This time, the Rangers head coach was upset about the lack of supplementary discipline for Philadelphia’s Wayne Simmonds in the wake of Saturday’s altercation with New York captain Ryan McDonagh.
“An All-Star player gets sucker-punched, goes down,” Vigneault said, per The Record. “I wonder if that’s (Sidney) Crosby, what happens? What are the consequences? And, on top of that, a player breaks his stick, throws it at the referees. In the rulebook, that’s automatic. It’s three games. Nothing happens. It’s not even on the sheet after the game.”
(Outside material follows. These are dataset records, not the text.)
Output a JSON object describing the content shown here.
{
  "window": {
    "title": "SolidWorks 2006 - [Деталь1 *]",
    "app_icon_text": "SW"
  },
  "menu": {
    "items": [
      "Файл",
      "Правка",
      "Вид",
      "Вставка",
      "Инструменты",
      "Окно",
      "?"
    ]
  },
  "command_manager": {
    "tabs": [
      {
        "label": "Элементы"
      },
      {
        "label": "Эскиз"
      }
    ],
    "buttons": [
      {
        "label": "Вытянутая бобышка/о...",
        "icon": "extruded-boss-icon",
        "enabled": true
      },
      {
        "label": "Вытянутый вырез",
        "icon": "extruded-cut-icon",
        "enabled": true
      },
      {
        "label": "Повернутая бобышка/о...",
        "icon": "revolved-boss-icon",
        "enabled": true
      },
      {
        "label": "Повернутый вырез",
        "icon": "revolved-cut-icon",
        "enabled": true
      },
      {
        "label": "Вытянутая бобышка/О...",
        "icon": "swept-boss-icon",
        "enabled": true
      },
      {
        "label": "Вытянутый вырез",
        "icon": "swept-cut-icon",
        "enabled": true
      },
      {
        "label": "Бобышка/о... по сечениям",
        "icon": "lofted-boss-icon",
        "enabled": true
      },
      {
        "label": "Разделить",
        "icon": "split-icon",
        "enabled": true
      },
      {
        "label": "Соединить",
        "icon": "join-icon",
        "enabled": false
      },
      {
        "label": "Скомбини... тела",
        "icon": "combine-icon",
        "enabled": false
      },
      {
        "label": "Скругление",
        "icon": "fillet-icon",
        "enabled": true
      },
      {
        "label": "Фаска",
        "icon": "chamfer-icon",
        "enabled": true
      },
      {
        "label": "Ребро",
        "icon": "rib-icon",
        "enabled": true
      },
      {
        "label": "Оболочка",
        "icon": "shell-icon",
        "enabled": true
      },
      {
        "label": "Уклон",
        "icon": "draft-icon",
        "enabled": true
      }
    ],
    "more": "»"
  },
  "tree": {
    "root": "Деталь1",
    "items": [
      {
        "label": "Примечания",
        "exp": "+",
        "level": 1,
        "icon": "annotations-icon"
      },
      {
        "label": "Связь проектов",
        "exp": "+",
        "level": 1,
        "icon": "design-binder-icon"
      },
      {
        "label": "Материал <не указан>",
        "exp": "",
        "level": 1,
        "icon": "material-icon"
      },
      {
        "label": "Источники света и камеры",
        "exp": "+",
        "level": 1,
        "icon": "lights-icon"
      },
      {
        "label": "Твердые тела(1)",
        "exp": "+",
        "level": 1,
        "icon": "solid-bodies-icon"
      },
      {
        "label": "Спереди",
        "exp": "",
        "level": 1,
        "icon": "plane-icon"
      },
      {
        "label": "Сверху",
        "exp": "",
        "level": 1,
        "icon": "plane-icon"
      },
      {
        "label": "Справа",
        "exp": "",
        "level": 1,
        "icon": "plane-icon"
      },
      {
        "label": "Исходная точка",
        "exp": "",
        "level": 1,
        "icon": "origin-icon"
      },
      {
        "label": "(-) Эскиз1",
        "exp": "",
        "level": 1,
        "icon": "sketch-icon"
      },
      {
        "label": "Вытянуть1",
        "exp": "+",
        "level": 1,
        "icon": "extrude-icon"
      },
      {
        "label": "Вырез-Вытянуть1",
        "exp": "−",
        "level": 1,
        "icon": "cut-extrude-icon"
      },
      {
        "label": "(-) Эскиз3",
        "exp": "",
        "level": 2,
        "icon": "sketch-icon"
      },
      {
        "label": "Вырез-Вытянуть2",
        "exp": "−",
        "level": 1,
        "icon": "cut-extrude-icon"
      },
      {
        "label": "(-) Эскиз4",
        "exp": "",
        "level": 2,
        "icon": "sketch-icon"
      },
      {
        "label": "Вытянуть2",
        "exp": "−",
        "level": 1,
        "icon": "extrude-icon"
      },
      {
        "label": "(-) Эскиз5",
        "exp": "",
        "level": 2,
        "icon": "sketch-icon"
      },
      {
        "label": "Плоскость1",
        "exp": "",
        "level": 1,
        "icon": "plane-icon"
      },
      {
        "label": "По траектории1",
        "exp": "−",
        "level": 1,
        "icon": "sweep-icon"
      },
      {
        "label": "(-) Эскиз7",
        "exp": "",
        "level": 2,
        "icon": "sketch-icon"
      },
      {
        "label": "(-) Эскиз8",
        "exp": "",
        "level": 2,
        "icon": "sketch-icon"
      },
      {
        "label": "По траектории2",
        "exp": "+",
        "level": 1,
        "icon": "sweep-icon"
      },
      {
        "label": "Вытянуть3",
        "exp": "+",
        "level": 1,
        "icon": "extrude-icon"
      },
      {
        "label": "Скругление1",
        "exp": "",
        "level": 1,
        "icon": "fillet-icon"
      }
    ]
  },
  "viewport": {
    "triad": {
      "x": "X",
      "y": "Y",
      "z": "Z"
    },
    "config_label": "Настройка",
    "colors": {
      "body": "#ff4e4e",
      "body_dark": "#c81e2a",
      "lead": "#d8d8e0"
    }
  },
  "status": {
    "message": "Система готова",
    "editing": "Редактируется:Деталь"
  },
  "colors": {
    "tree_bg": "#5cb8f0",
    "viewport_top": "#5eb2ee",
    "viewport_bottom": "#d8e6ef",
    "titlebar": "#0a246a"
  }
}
Simmonds’ punch left McDonagh concussed and unable to play tonight versus New Jersey, with no timetable for his return.
Earlier this season, Vigneault voiced his frustration with the league after Rangers center Derek Stepan suffered broken ribs in Boston on a hit from Bruins forward Matt Beleskey.
Vigneault felt the hit was late.
“I remember Aaron Rome in this building, .6 seconds late, getting suspended four games in the Stanley Cup Final,” the former Vancouver Canucks coach said, recalling the contentious 2011 final.
Beleskey was not suspended.
Penguins center Sidney Crosby, Senators defenseman Erik Karlsson, and Panthers center Vincent Trocheck have been named the NHL’s three stars for the past week.
From the NHL:
Crosby led the League in goals and points (5-3-8) in three games as the Penguins (26-18-7, 59 points) earned four of a possible six points to secure the second Wild Card position in the Eastern Conference.
Karlsson led the League in assists and ranked second in points (0-7-7) in three games as the Senators (24-23-6, 54 points) won one of three starts for the week.
Trocheck notched six points (3-3—6) in three games, helping the Panthers (31-15-6, 68 points) widen their lead atop the Atlantic Division to six points.
Related: Red-hot Crosby could make Pens a flawed (but dangerous) dark horse